It is clear, that if an organization is to succeed in the turbulent decades ahead, it must have a clear vision of where it wants to go and the leadership skills necessary to gain the acceptance and support of the people in the organization to help it get it there.  Peter F. Drucker put this well when he said,  "The greatest danger in times of turbulence is not turbulence; it is to act with yesterday's logic."   

It has been our experience with strategic planning over the past twenty years, that the planning process that has the best chance of achieving success is one that is simple, brief, and easily understood by all.  Planning is a two-sided coin.  On one side of this coin is emphasis on "strategies" intuitive and conceptual thinking about the organization.  On the other side of the coin is "planning" the quantitative analysis of statistical data, process management and the establishment of a logical flow of events.

Successful strategic planning programs that we have seen, have their primary focus on "strategies," (options, ideas, and intuition about what the organization should be; the kinds of things that often come from the soft-data and insights senior executive have, when they take time to detach themselves from day-to-day organizational happenings).  The less successful strategic planning programs we have seen, often have their primary focus not on "strategies" but rather on the kinds of hard-data found in quantitative analysis and planning.

In strategic planning, the role of "planning" is to put the steps in place so that the "strategies" can succeed.

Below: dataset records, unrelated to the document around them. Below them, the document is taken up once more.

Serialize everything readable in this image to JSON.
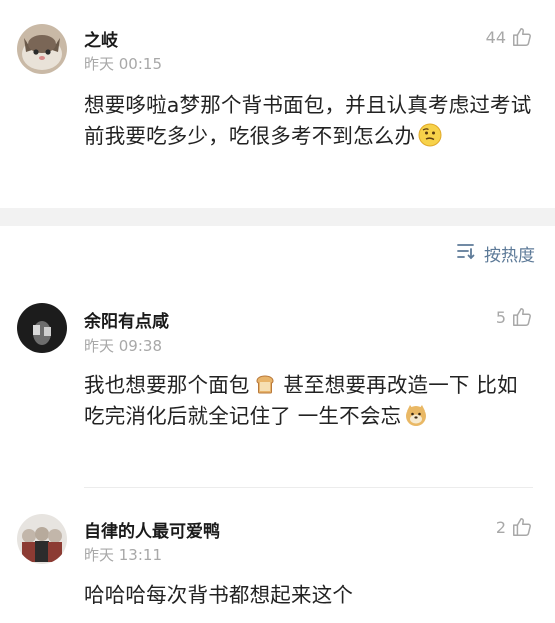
{
  "comments": [
    {
      "username": "之岐",
      "time": "昨天 00:15",
      "likes": "44",
      "text": "想要哆啦a梦那个背书面包，并且认真考虑过考试前我要吃多少，吃很多考不到怎么办",
      "emoji": "thinking-face-emoji"
    },
    {
      "username": "余阳有点咸",
      "time": "昨天 09:38",
      "likes": "5",
      "text_part1": "我也想要那个面包",
      "inline_emoji": "bread-emoji",
      "text_part2": " 甚至想要再改造一下 比如吃完消化后就全记住了 一生不会忘",
      "emoji": "doge-emoji"
    },
    {
      "username": "自律的人最可爱鸭",
      "time": "昨天 13:11",
      "likes": "2",
      "text": "哈哈哈每次背书都想起来这个"
    }
  ],
  "sort": {
    "label": "按热度",
    "icon": "sort-icon"
  },
  "colors": {
    "username": "#1a1a1a",
    "meta": "#a8a8a8",
    "link": "#5d7a98",
    "divider": "#f2f2f2"
  }
}
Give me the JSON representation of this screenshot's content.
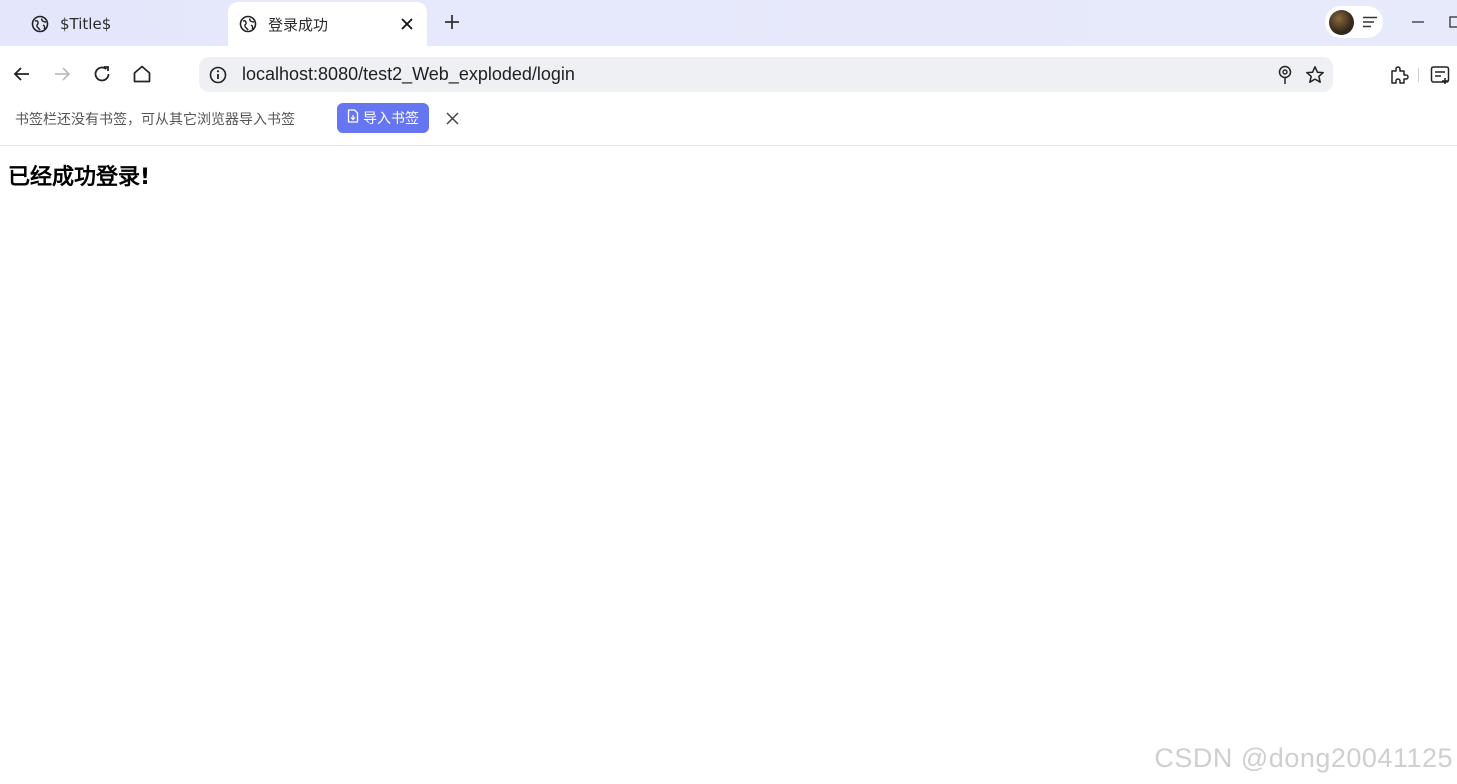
{
  "tabs": [
    {
      "label": "$Title$",
      "active": false
    },
    {
      "label": "登录成功",
      "active": true
    }
  ],
  "address_bar": {
    "url": "localhost:8080/test2_Web_exploded/login"
  },
  "bookmark_bar": {
    "prompt": "书签栏还没有书签，可从其它浏览器导入书签",
    "import_label": "导入书签"
  },
  "page": {
    "heading": "已经成功登录!"
  },
  "watermark": "CSDN @dong20041125",
  "colors": {
    "accent": "#6676f2",
    "tabstrip": "#e4e6fb",
    "omnibox": "#eef0f3"
  }
}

Too much emphasis on the "planning" process can result in charts, long lists of statements on easel pads, and notebooks full of details, percentages, and targeted completion dates which in reality is often "long-range" and not "strategic" planning.  


The L. F. McManus Company, Inc. functions in the role of facilitator in the strategic planning process.  Its approach is to guide and direct the planning team to reach agreement on:

1. The kind of "Vision" the strategic planning team has for the organization
2  The "Core Values" that should guide how the organization functions
3. The "Core Competencies" that separate the organization from its competitors
4. The Mission or Purpose the organization should be dedicated to achieving
5. The Major Objectives or Strategies that must be achieved to achieve this Mission

6. The Goals or Sub-Objectives that must be achieved if the Major Objectives are to become a reality
7. The Action Plans and Assigned Responsibilities needed to produce results
8. The system that will be employed to Monitor progress, adjust approach and measure results

PART 1 of a completed Strategic Plan (Sections 1-5) should be able to describe to everyone within and outside of the organization, where it is headed and how it plans to get there.  PART 2 of a completed Strategic Plan lists the details of how this will be done in terms of time, priorities and measurement systems, as required in statements 6 - 8 above.   A desirable size for a strategic planning team is usually found to be between eight to ten people key people and the time horizon to complete a strategic planning process is often between four and six months.

For more information on the Strategic Planning process with the L. F. McManus Company, Inc., please use our e-mail address to contact us.